Nearly 75 percent of New Hampshire communities already offer full-day kindergarten, but the state only pays half the standard per-student amount for those pupils, or about $1,800.
The amendment approved by a committee of conference would provide an additional $1,100 per full-day kindergarten student and would legalize the online lottery game Keno to help pay for it. The plan also guarantees the funding even if Keno revenues aren’t enough to cover the grants.
Democrats complained that the plan doesn’t provide the full standard amount per pupil, but Republicans called it a solid first step.
“It’s good for New Hampshire’s kindergarten students, it’s good for their parents, it’s good for our overall state,” said Sen. Jeb Bradley, R-Wolfeboro. “It may not be perfect … but it’s a reasonable way to proceed.”
The state Senate has repeatedly rejected Keno and other forms of gambling.
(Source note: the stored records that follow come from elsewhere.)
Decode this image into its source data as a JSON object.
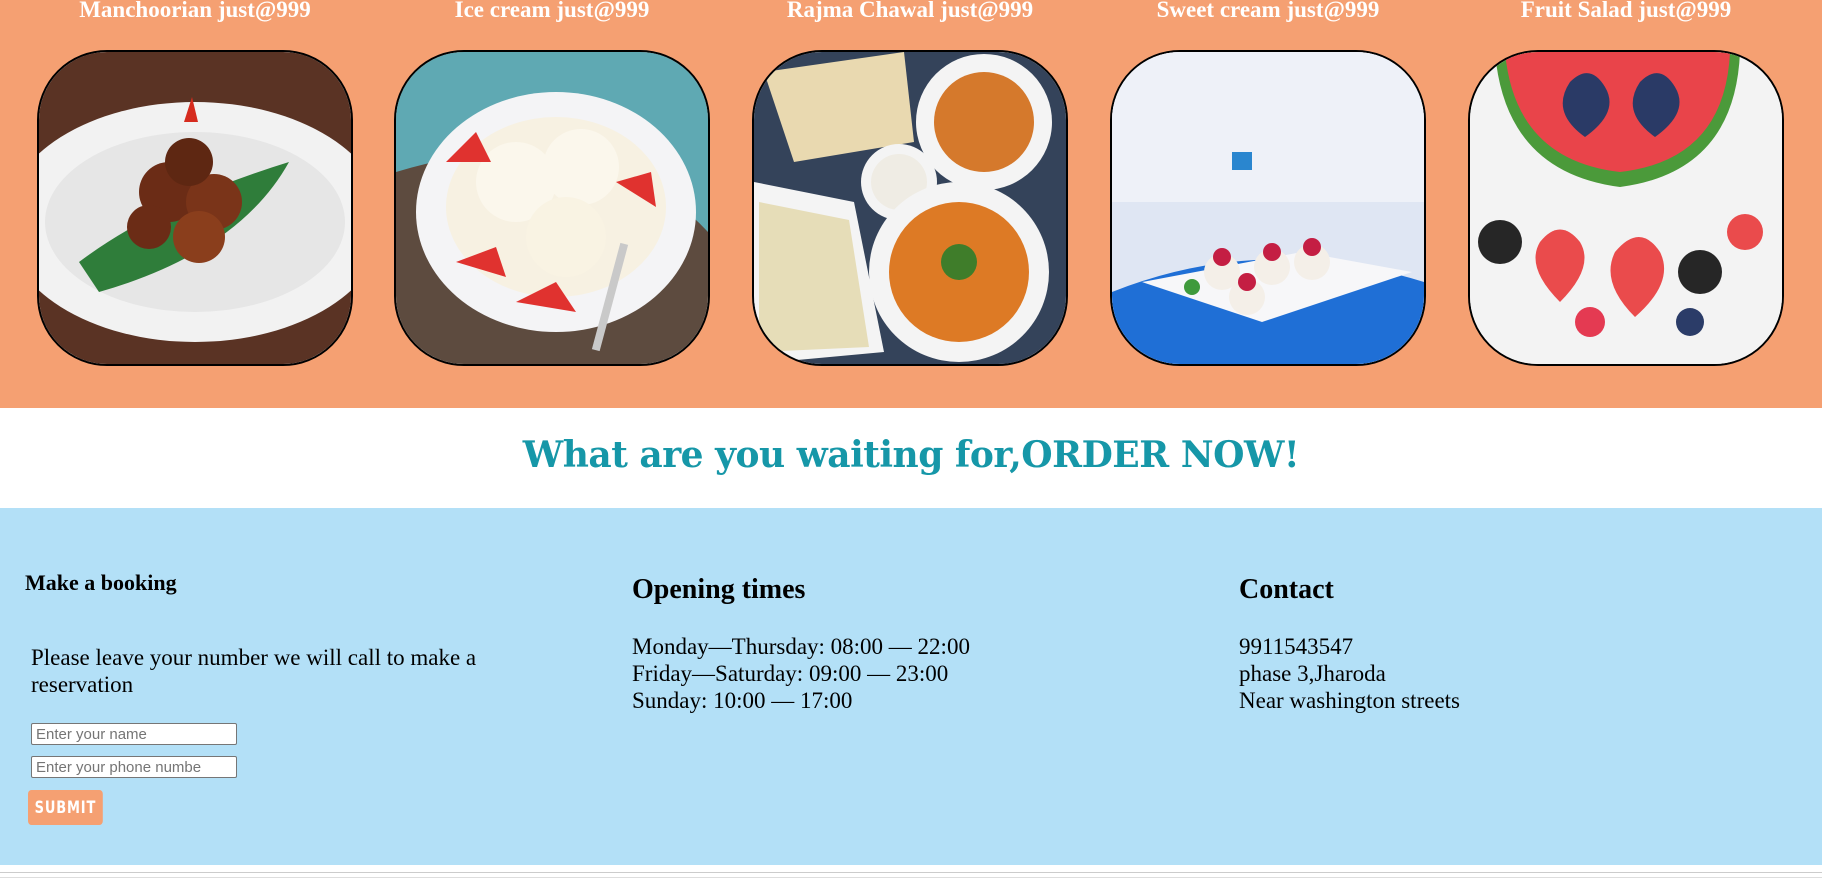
{
  "menu": {
    "items": [
      {
        "title": "Manchoorian just@999",
        "photo_icon": "manchurian-photo"
      },
      {
        "title": "Ice cream just@999",
        "photo_icon": "ice-cream-photo"
      },
      {
        "title": "Rajma Chawal just@999",
        "photo_icon": "rajma-chawal-photo"
      },
      {
        "title": "Sweet cream just@999",
        "photo_icon": "sweet-cream-photo"
      },
      {
        "title": "Fruit Salad just@999",
        "photo_icon": "fruit-salad-photo"
      }
    ]
  },
  "cta": {
    "title": "What are you waiting for,ORDER NOW!"
  },
  "booking": {
    "title": "Make a booking",
    "text": "Please leave your number we will call to make a reservation",
    "name_placeholder": "Enter your name",
    "phone_placeholder": "Enter your phone numbe",
    "submit_label": "SUBMIT"
  },
  "opening": {
    "title": "Opening times",
    "lines": [
      "Monday—Thursday: 08:00 — 22:00",
      "Friday—Saturday: 09:00 — 23:00",
      "Sunday: 10:00 — 17:00"
    ]
  },
  "contact": {
    "title": "Contact",
    "lines": [
      "9911543547",
      "phase 3,Jharoda",
      "Near washington streets"
    ]
  },
  "colors": {
    "menu_band": "#f5a072",
    "cta_text": "#1697a8",
    "footer_band": "#b3e0f7"
  }
}
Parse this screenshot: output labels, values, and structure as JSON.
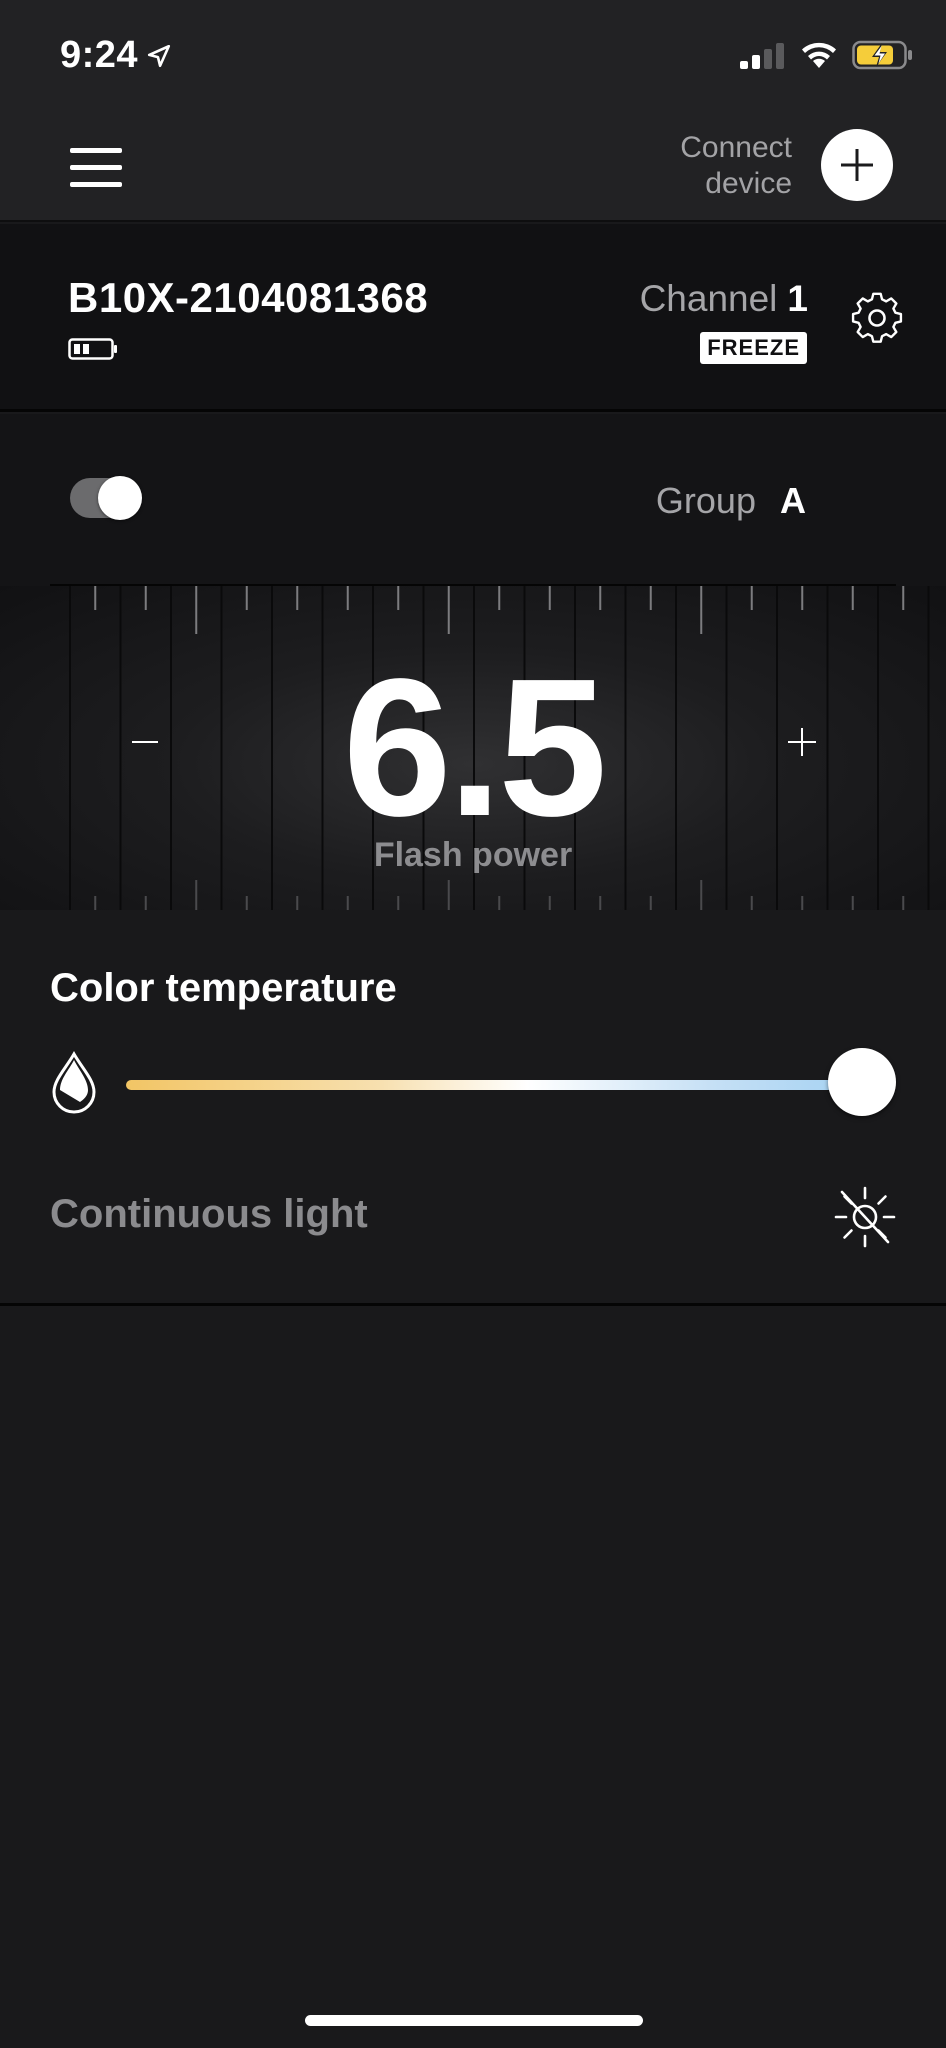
{
  "status_bar": {
    "time": "9:24",
    "icons": [
      "location-arrow-icon",
      "cellular-signal-icon",
      "wifi-icon",
      "battery-charging-icon"
    ],
    "battery_color": "#f5cd3a"
  },
  "header": {
    "menu_icon": "hamburger-menu-icon",
    "connect_line1": "Connect",
    "connect_line2": "device",
    "connect_icon": "plus-icon"
  },
  "device": {
    "name": "B10X-2104081368",
    "battery_icon": "device-battery-icon",
    "battery_level": 0.5,
    "channel_label": "Channel",
    "channel_value": "1",
    "badge": "FREEZE",
    "settings_icon": "gear-icon"
  },
  "group": {
    "enabled": true,
    "label": "Group",
    "value": "A"
  },
  "flash": {
    "value": "6.5",
    "label": "Flash power",
    "decrement_label": "–",
    "increment_label": "+"
  },
  "color_temperature": {
    "title": "Color temperature",
    "icon": "droplet-icon",
    "level": 1.0,
    "gradient_colors": [
      "#f2c565",
      "#f7e0b0",
      "#ffffff",
      "#c6e0f5",
      "#a5d2f2"
    ]
  },
  "continuous_light": {
    "label": "Continuous light",
    "icon": "light-off-icon",
    "enabled": false
  }
}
Bradley said he’s never voted for a casino or Keno, making this plan “a stretch.”
“But that’s just what we have to do sometimes for the greater good, and this amendment represents the greater good,” he said.
Rep. Mary Heath, a Manchester Democrat and retired educator, said full-day kindergarten has been a priority of hers in the Legislature, but she would vote against the plan “with a heavy heart” because it leaves school districts that have already lost other forms of state aid again carrying heavy tax burdens. Sen. David Watters, D-Dover, expressed similar disappointment, and noted that the Senate had earlier supported full funding.
“One of the first things I learned in kindergarten was: Keep your word,” he said.
Sununu described the bill as “one of the most transformative pieces of legislation, and more progress for kindergarten than this state has ever seen.” He said as revenues increase, the amount of funding could increase.
“This is not a time for partisan politics, we need to get this done,” he said. “I’m very confident that members of both parties can come together over the next week to get this legislation to my desk.”
The full House and Senate will vote on the plan next week.